**Available data:**
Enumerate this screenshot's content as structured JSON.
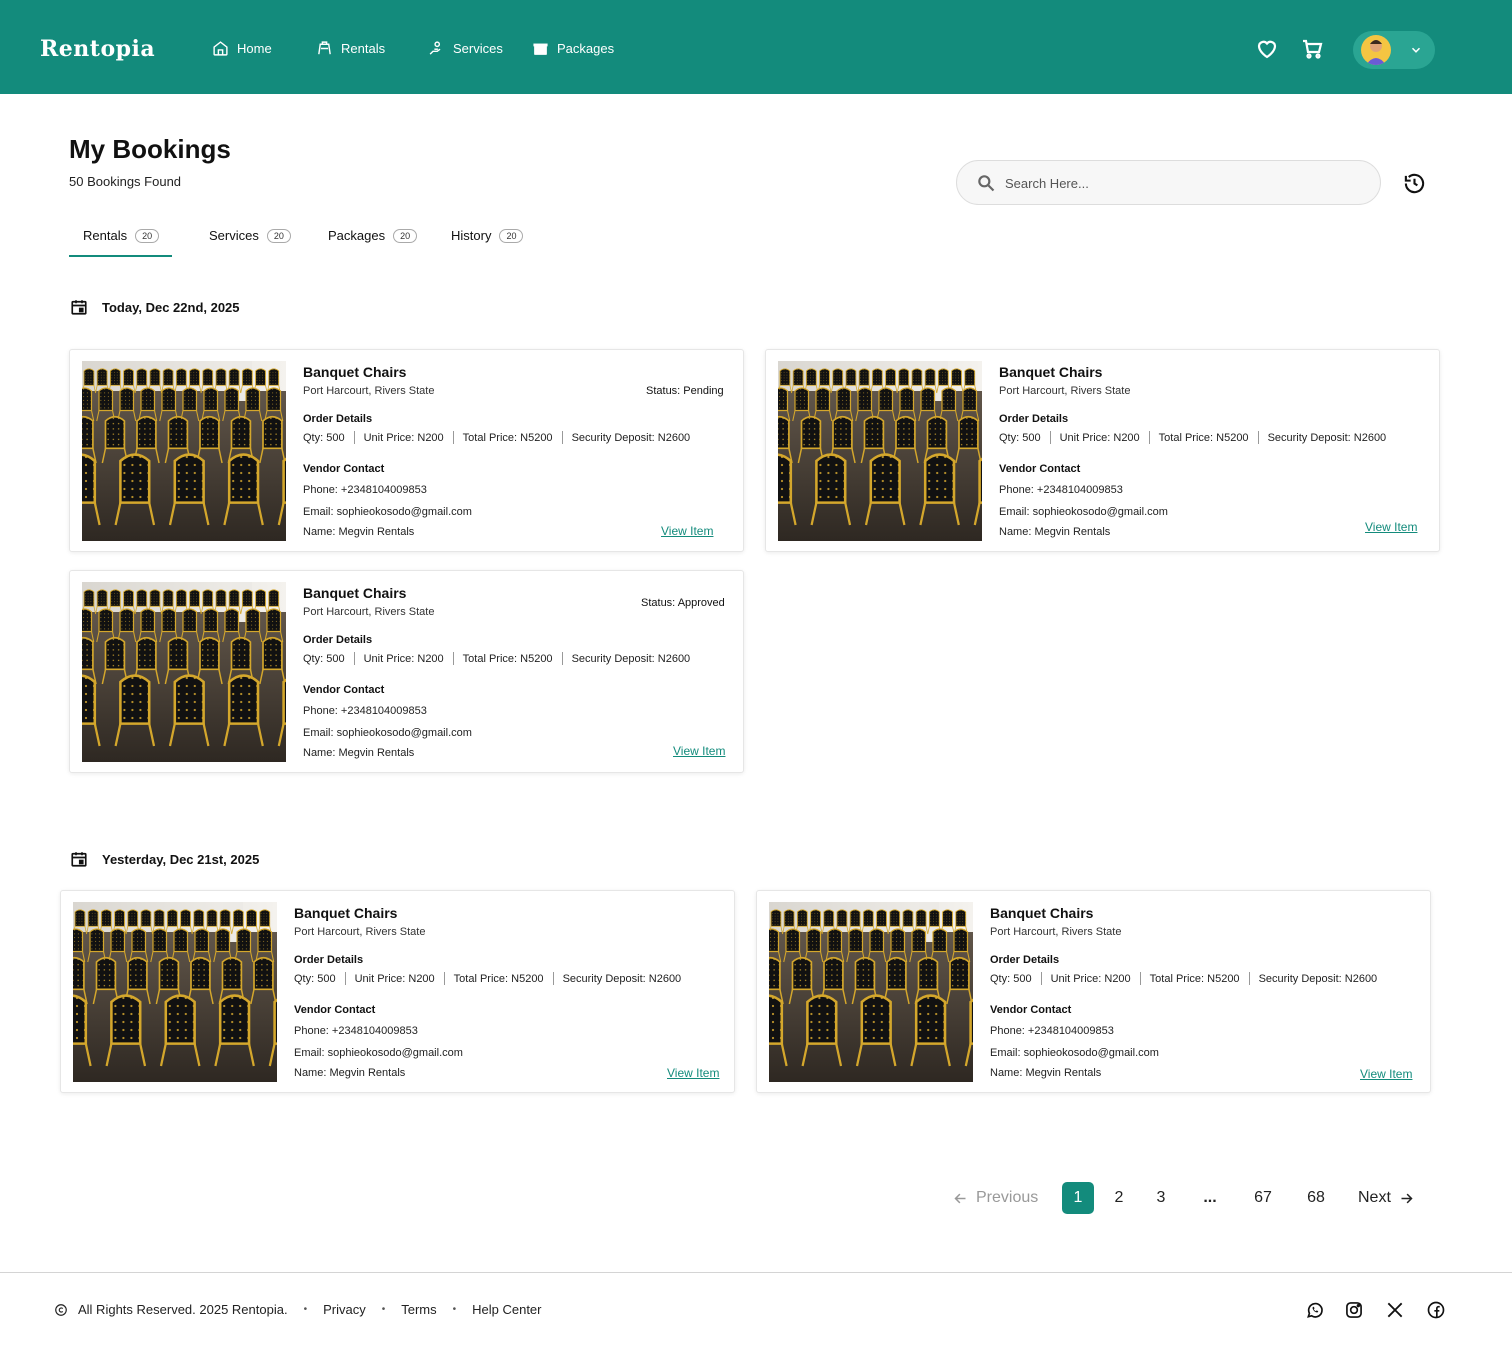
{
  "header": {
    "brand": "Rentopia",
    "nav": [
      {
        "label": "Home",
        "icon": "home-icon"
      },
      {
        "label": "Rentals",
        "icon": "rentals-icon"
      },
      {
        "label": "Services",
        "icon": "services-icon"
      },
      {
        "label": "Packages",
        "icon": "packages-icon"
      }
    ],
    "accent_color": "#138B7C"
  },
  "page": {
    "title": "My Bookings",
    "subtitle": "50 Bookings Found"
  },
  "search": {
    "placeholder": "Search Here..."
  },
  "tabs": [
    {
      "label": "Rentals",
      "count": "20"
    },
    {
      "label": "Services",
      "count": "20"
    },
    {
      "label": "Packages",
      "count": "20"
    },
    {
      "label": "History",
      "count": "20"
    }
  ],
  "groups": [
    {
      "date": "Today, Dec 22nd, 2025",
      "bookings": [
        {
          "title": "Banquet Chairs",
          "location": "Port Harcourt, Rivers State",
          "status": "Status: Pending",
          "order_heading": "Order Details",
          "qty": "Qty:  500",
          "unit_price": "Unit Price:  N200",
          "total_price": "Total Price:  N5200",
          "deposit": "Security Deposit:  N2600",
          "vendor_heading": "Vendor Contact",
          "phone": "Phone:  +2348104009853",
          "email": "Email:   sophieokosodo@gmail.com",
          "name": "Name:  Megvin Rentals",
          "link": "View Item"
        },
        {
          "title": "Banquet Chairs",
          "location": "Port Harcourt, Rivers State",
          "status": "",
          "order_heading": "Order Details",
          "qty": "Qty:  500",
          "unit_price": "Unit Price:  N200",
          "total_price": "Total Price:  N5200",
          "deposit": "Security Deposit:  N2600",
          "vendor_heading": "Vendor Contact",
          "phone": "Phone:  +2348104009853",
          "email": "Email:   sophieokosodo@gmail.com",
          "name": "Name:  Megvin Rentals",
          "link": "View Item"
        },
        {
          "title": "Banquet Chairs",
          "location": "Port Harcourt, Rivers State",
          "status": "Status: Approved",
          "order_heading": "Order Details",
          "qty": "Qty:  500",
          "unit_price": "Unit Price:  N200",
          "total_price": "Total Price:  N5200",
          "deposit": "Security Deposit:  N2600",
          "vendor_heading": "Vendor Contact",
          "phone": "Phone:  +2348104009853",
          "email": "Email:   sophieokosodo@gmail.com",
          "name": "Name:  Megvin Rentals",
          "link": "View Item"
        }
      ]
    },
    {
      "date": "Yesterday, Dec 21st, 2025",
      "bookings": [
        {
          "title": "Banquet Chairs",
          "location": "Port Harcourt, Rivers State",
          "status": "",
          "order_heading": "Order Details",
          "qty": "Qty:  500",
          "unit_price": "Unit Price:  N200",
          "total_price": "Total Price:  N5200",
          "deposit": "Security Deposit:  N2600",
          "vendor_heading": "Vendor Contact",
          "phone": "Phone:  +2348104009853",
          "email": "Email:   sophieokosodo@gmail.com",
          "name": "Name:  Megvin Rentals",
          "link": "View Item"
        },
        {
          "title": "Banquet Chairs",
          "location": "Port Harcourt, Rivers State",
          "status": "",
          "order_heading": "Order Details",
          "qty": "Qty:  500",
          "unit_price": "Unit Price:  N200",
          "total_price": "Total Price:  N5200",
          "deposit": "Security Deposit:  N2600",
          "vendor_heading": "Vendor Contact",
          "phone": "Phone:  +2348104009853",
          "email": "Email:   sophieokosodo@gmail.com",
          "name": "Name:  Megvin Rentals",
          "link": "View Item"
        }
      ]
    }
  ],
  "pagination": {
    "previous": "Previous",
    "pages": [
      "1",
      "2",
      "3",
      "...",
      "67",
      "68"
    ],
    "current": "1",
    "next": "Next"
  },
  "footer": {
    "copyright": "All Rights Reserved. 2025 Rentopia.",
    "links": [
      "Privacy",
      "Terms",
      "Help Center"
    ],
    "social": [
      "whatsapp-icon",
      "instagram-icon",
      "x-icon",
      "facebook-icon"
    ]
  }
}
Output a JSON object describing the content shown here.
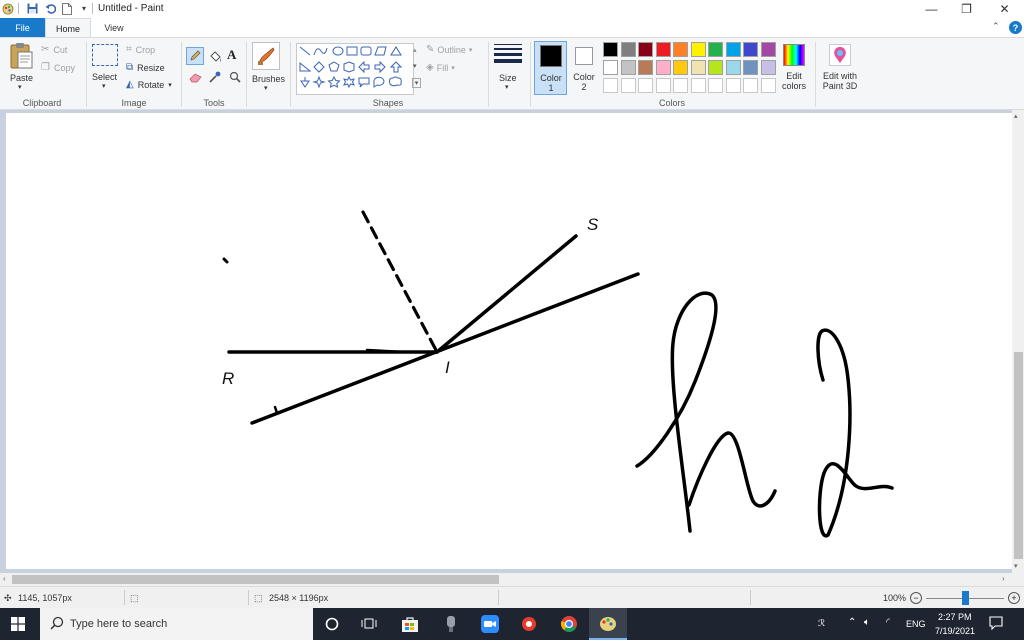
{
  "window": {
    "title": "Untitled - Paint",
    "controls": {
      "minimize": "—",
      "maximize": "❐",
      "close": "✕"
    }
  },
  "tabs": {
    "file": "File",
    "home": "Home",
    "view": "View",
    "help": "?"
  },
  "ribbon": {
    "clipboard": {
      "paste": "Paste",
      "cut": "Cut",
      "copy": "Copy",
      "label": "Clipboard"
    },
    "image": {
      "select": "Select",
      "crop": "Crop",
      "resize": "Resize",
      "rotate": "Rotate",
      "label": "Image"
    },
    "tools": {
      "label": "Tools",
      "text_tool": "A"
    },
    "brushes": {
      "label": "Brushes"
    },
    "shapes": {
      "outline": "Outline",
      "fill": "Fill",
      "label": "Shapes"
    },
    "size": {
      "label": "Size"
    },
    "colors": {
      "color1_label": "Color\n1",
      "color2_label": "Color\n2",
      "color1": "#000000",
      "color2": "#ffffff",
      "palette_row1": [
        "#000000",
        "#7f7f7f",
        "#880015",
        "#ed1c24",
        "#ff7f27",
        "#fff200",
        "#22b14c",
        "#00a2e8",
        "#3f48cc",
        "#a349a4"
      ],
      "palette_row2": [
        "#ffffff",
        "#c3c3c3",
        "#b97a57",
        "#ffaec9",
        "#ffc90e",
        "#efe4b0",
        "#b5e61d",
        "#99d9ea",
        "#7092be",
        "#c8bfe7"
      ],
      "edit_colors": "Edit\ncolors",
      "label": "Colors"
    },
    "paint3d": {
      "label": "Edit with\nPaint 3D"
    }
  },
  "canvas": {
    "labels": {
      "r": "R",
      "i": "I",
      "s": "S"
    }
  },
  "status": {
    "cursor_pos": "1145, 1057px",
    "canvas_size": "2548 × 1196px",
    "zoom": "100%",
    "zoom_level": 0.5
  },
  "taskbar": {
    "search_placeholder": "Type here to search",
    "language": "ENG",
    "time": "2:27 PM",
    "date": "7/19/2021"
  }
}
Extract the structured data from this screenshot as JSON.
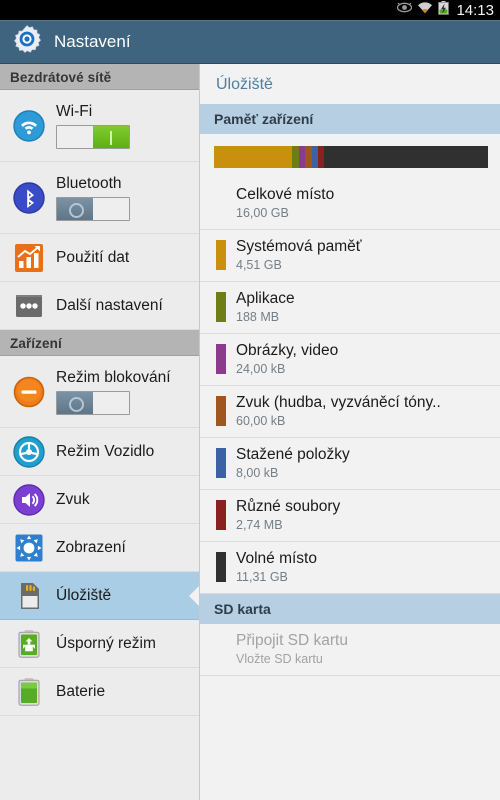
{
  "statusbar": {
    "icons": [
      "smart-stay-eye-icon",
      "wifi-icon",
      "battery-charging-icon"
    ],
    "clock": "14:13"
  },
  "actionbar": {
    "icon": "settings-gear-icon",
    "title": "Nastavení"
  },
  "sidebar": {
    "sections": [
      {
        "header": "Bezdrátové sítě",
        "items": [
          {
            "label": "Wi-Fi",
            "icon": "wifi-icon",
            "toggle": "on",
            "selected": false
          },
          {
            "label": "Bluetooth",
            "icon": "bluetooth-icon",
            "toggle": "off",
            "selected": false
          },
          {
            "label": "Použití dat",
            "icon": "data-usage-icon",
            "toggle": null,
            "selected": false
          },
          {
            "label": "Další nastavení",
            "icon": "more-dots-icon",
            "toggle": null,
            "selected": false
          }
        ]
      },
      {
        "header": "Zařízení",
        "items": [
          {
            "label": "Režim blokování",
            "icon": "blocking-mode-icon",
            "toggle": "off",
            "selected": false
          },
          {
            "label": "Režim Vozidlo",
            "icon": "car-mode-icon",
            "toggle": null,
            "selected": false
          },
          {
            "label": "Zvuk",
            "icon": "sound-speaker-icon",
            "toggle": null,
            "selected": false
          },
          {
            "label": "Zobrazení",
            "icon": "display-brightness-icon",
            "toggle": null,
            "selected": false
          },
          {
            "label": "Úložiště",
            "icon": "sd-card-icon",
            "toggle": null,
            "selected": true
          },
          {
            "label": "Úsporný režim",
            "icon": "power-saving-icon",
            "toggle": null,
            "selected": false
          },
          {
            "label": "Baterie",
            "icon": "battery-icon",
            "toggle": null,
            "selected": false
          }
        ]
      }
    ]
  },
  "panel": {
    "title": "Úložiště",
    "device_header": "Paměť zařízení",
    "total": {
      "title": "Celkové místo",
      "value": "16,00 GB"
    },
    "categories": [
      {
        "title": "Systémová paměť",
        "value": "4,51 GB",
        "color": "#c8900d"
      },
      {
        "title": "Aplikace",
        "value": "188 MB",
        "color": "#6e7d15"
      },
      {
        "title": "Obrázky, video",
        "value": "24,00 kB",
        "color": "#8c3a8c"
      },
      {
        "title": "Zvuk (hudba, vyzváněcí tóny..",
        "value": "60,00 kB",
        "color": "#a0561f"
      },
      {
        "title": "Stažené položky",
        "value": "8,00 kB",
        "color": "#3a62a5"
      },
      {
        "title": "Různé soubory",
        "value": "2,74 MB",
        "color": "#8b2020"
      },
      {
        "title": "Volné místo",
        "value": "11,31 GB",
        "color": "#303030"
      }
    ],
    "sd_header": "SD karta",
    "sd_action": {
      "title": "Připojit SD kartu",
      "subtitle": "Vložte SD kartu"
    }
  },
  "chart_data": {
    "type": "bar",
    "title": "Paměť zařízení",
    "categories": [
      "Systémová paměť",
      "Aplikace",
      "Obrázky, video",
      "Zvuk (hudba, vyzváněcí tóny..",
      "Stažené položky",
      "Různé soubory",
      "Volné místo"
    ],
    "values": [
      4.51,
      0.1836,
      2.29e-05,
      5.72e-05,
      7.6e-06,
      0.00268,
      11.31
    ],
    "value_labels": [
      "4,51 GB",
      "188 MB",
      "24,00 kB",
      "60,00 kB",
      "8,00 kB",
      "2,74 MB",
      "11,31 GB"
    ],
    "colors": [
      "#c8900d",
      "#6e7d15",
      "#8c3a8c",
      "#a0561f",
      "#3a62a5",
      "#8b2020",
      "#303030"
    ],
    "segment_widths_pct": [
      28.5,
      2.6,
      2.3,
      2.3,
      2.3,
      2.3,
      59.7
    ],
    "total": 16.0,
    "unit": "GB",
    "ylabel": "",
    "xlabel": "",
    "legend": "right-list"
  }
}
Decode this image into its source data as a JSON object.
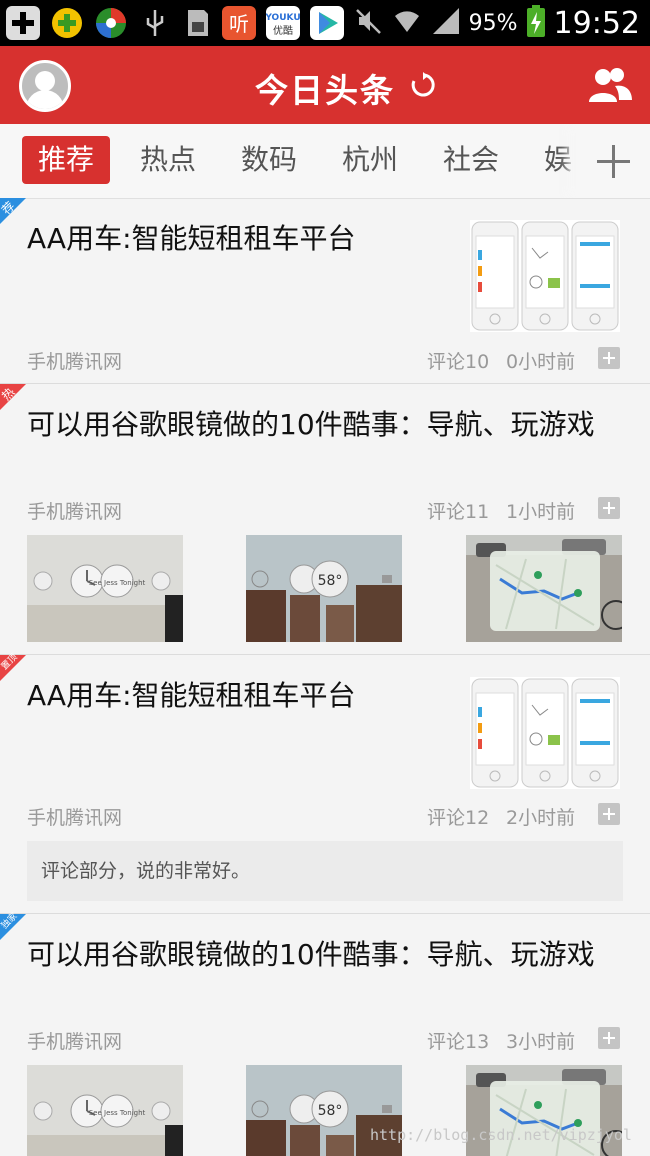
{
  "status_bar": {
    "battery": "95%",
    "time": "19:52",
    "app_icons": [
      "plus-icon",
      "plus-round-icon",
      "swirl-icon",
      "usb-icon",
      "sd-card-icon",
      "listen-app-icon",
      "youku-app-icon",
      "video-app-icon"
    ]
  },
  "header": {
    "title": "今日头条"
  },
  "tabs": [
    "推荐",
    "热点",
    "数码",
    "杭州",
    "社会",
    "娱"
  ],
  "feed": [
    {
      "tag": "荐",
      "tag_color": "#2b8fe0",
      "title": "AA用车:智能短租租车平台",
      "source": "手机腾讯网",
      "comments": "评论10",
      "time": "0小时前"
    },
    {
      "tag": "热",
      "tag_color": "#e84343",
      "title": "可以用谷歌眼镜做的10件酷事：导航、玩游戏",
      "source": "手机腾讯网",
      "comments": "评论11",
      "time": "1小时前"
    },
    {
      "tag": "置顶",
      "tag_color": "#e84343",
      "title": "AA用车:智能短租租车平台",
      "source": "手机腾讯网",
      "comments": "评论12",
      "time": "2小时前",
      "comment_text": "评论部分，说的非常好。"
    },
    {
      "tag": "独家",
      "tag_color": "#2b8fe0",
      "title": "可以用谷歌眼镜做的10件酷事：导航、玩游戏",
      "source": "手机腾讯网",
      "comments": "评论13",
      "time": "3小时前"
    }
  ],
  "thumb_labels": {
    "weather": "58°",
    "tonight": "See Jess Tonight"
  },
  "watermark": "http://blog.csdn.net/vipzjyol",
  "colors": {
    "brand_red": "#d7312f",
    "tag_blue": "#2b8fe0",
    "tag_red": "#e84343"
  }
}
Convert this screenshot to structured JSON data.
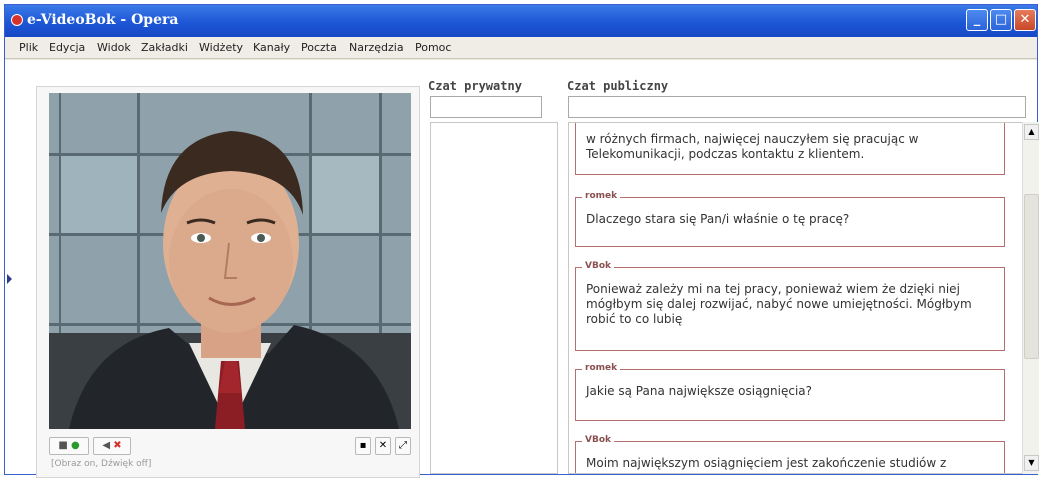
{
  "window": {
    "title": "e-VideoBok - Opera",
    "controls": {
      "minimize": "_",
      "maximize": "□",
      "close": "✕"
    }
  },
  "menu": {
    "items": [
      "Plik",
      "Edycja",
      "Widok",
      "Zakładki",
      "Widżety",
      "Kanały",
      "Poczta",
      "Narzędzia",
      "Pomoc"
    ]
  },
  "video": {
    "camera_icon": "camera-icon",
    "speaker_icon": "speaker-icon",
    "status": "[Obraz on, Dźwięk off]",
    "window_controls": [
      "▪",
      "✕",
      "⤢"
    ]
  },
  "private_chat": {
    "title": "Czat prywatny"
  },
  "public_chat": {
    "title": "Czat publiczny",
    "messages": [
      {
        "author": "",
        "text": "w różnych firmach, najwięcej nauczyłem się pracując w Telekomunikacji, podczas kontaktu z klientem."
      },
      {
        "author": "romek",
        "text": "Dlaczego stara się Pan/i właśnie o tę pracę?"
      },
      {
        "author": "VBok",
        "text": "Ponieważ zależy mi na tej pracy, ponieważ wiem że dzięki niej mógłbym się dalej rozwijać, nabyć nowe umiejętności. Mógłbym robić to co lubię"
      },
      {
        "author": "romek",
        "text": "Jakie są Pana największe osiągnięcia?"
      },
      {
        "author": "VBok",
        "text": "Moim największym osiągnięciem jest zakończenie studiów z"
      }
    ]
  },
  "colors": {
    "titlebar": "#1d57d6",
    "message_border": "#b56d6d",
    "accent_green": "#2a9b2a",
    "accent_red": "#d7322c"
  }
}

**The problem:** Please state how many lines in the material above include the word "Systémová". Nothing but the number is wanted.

**Written solution:** 2